Dare You To

Dare You To - Katie McGarry (As reviewed on my blog, Paper Riot.)I enjoyed Pushing the Limits so much that I thought it would be impossible to top that. While I was curious about Beth's story, and thought it was one that deserved to be told, I didn't expect to like it as much as it's companion novel. So of course, I was unprepared when Dare You To completely blew me away. The set-up is similar: two troubled teens who fall for each other. However, unlike in Pushing the Limits, one of them is not completely broken. Ryan's life is tough, but not in the extreme way we know from Noah or Echo. And while I was completely caught up in the traumatic experiences of the first book, I like that this book was slightly "lighter".I said "slightly" because Beth's life is pretty messed up. The girl has had so much to deal with that she is at the verge of breaking completely. Sure, she comes across as... well, a bitch, especially in Pushing the Limits.
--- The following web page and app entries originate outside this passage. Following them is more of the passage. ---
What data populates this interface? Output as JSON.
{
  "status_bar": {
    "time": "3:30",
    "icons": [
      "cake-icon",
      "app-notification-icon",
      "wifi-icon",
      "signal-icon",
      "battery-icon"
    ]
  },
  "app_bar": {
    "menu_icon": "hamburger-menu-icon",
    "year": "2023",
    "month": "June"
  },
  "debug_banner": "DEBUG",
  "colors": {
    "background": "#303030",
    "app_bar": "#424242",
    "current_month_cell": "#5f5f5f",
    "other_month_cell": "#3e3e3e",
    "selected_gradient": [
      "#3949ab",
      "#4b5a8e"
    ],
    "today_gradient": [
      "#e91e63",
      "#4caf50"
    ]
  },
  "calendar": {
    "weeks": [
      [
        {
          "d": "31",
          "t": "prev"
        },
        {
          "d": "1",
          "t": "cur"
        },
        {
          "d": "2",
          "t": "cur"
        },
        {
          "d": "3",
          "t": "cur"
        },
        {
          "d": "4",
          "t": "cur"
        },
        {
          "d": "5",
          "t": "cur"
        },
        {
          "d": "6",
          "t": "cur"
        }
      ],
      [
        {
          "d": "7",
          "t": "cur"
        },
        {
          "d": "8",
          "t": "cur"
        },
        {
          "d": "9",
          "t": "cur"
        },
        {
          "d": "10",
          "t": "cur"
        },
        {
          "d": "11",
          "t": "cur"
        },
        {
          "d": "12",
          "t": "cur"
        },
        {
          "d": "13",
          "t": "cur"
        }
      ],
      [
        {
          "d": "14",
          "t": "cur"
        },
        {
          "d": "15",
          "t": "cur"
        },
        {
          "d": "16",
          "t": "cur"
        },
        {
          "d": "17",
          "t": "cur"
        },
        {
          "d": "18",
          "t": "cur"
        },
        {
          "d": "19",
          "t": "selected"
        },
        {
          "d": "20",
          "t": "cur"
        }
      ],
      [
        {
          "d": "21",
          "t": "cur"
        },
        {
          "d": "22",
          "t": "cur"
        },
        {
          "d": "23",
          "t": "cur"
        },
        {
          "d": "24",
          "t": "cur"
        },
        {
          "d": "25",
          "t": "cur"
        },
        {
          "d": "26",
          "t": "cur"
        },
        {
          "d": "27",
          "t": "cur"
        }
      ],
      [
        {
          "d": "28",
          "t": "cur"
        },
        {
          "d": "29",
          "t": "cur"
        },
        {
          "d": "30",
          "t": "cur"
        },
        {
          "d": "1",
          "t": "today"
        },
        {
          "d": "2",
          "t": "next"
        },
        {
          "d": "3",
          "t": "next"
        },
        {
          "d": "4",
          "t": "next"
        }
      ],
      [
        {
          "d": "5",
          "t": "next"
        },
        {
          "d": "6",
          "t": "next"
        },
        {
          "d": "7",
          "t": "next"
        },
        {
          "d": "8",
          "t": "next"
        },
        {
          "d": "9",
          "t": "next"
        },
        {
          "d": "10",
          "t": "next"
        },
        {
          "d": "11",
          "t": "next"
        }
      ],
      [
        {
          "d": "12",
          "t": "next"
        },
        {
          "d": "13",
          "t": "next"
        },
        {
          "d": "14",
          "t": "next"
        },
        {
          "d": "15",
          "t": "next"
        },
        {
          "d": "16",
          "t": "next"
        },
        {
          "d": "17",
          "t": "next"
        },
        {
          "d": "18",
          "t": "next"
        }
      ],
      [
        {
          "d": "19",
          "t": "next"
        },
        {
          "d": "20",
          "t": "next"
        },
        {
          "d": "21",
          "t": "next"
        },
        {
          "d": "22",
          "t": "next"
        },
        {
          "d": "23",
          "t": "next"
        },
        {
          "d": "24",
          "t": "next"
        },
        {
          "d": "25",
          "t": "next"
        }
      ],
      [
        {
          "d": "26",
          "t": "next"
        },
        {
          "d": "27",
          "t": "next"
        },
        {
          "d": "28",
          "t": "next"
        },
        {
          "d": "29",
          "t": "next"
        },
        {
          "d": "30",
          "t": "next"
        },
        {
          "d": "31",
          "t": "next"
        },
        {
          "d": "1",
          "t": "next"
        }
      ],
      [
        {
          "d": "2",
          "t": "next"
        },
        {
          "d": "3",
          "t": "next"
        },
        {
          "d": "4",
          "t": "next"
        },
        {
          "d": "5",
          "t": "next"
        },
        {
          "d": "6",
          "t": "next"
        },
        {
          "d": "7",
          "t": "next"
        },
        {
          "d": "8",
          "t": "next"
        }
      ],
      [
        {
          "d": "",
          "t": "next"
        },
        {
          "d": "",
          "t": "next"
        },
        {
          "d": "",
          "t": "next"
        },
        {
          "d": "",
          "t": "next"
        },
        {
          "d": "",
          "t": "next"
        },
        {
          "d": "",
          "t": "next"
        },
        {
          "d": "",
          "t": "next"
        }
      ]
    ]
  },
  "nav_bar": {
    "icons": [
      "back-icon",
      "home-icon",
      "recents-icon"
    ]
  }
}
But this is her story, and I am so, so glad we get to experience it. Because underneath Beth's layer of razor blades is a girl unable to trust, and a girl I wanted to hug so badly. Enter Ryan, the baseball star who seems to have a perfect life. Except that it was not perfect at all. His parents hate each other, and he feels like his brother has left him. He is trying to fight for his own life, and he is struggling. But besides this, he is good, genuine, courteous. You guys, I love Ryan. So much. SO MUCH.I think that's what made me love Dare You To more than Pushing the Limits. While I was invested in Noah and Echo as characters and their stories broke my heart and made me cry, I found Ryan and Beth to be even more likeable - as characters. Maybe this had to do with the lack of nicknaming (*stares meaningfully at Noah*) but also that Ryan and Beth intrigued me in a different way. Noah and Echo were all about the passion, but Ryan and Beth's bond is more innocent, and more sincere. They are so different, but they complement each other perfectly. I love how Ryan tried to get Beth to trust him, and I love how Beth made Ryan fight for his dreams. They are now one of my favorite YA couples.What I also liked about this book is that McGarry shows that drama can be portrayed without too many distracting side stories. Besides Ryan's family drama and Beth's family drama, things are just good. Scott was a great, honest character, and one that Beth needed oh so much. Ryan's friends were wonderful, Lacy especially. Dare You To shows that not all books need bitching and backstabbing girl friendships to make for a good story - and I am so thankful for that. And while I wasn't entirely pleased with the Isaiah storyline and I didn't like Noah's part in this story at all, I am confident that everything will be worked out perfectly in Crash Into You.Overall, Katie McGarry knows how to handle drama without it becoming too much. I love that she took it down a notch in this companion to Pushing the Limits, and that while the stories have similar aspects, they are completely different as well. McGarry's writing style is flows beautifully and her characters are truly alive. Alternating POVs are a thing that don't always work for me, but I had no trouble in Dare You To, mostly because I loved both of these characters so, so much. I can't wait to see what McGarry has in store for us next, but I am confident that I will thoroughly enjoy it.